ENTRIES PROVIDED: Begin

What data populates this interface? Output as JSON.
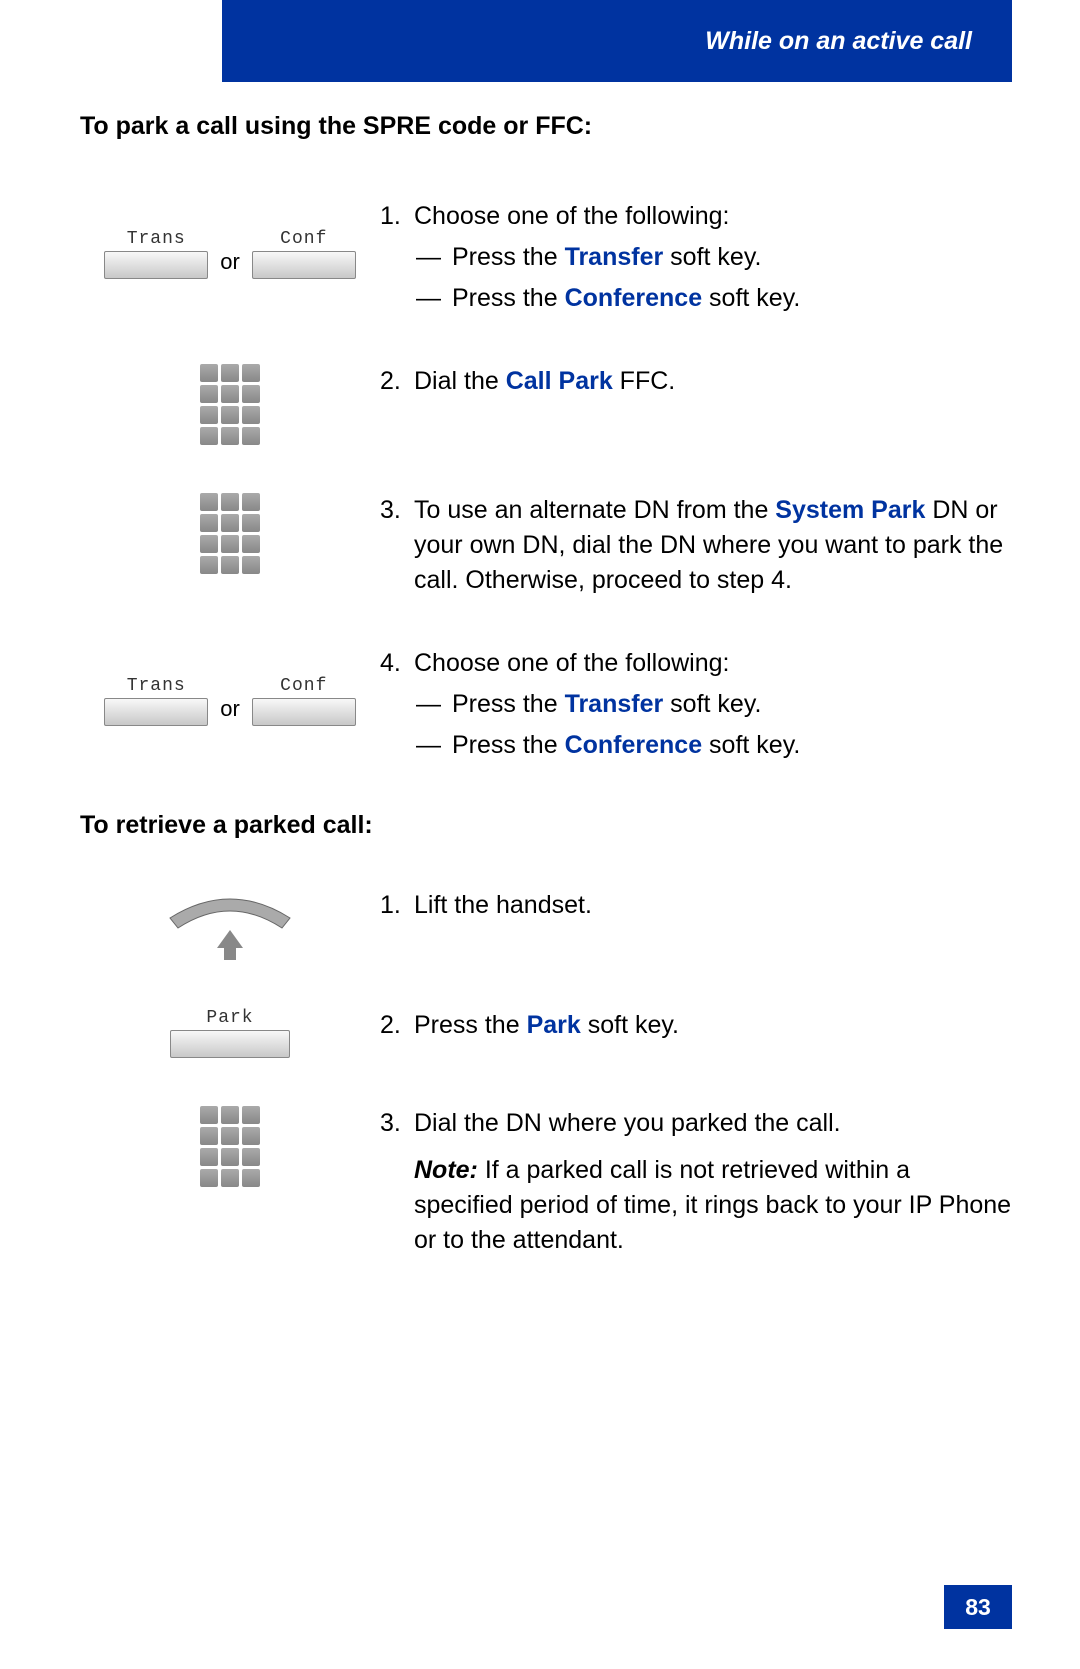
{
  "header": {
    "title": "While on an active call"
  },
  "page_number": "83",
  "softkeys": {
    "trans": "Trans",
    "conf": "Conf",
    "park": "Park",
    "or": "or"
  },
  "section1": {
    "heading": "To park a call using the SPRE code or FFC:",
    "step1": {
      "num": "1.",
      "lead": "Choose one of the following:",
      "a_pre": "Press the ",
      "a_term": "Transfer",
      "a_post": " soft key.",
      "b_pre": "Press the ",
      "b_term": "Conference",
      "b_post": " soft key.",
      "dash": "—"
    },
    "step2": {
      "num": "2.",
      "pre": "Dial the ",
      "term": "Call Park",
      "post": " FFC."
    },
    "step3": {
      "num": "3.",
      "pre": "To use an alternate DN from the ",
      "term": "System Park",
      "post": " DN or your own DN, dial the DN where you want to park the call. Otherwise, proceed to step 4."
    },
    "step4": {
      "num": "4.",
      "lead": "Choose one of the following:",
      "a_pre": "Press the ",
      "a_term": "Transfer",
      "a_post": " soft key.",
      "b_pre": "Press the ",
      "b_term": "Conference",
      "b_post": " soft key.",
      "dash": "—"
    }
  },
  "section2": {
    "heading": "To retrieve a parked call:",
    "step1": {
      "num": "1.",
      "text": "Lift the handset."
    },
    "step2": {
      "num": "2.",
      "pre": "Press the ",
      "term": "Park",
      "post": " soft key."
    },
    "step3": {
      "num": "3.",
      "text": "Dial the DN where you parked the call.",
      "note_label": "Note:",
      "note_text": " If a parked call is not retrieved within a specified period of time, it rings back to your IP Phone or to the attendant."
    }
  }
}
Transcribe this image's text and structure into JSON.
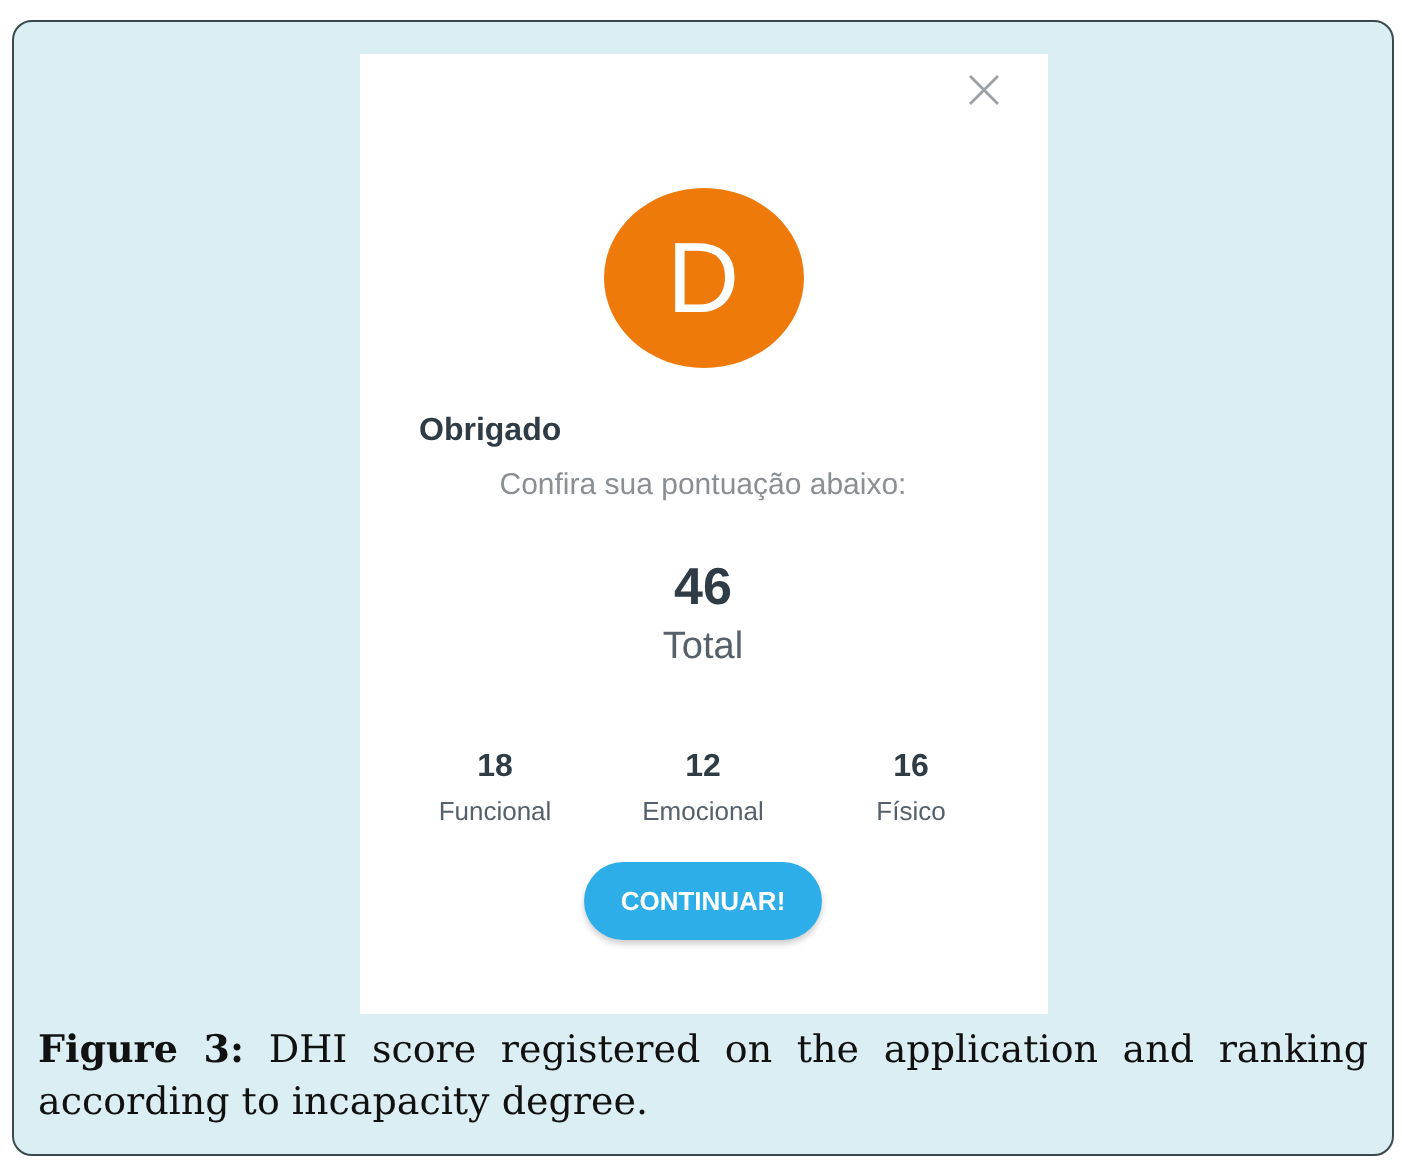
{
  "screen": {
    "avatar_letter": "D",
    "heading": "Obrigado",
    "subtitle": "Confira sua pontuação abaixo:",
    "total": {
      "value": "46",
      "label": "Total"
    },
    "scores": [
      {
        "value": "18",
        "label": "Funcional"
      },
      {
        "value": "12",
        "label": "Emocional"
      },
      {
        "value": "16",
        "label": "Físico"
      }
    ],
    "button": "CONTINUAR!"
  },
  "caption": "**Figure 3:** DHI score registered on the application and ranking according to incapacity degree."
}
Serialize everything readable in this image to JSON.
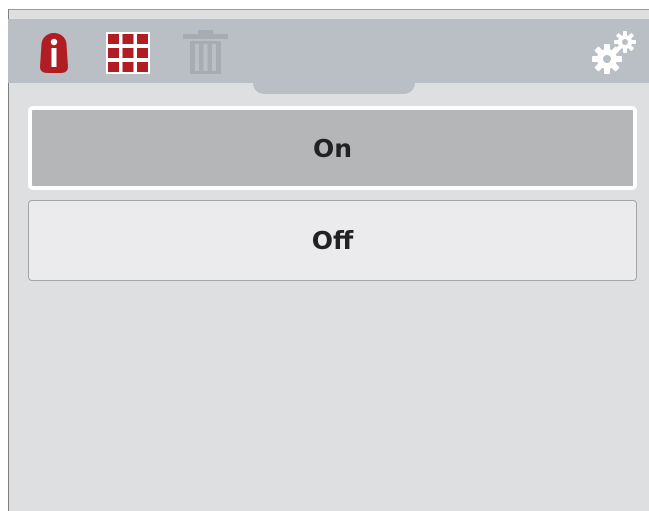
{
  "toolbar": {
    "icons": [
      {
        "name": "info-icon",
        "color": "#b01e23"
      },
      {
        "name": "grid-icon",
        "color": "#b01e23"
      },
      {
        "name": "trash-icon",
        "color": "#a6acb3"
      },
      {
        "name": "gears-icon",
        "color": "#ffffff"
      }
    ]
  },
  "options": {
    "on_label": "On",
    "off_label": "Off",
    "selected": "On"
  },
  "colors": {
    "accent": "#b01e23",
    "toolbar_bg": "#b9bfc5",
    "panel_bg": "#dedfe0",
    "selected_bg": "#b5b6b8",
    "unselected_bg": "#ebebed"
  }
}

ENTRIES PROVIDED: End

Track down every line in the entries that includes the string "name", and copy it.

        "name": "info-icon",
        "name": "grid-icon",
        "name": "trash-icon",
        "name": "gears-icon",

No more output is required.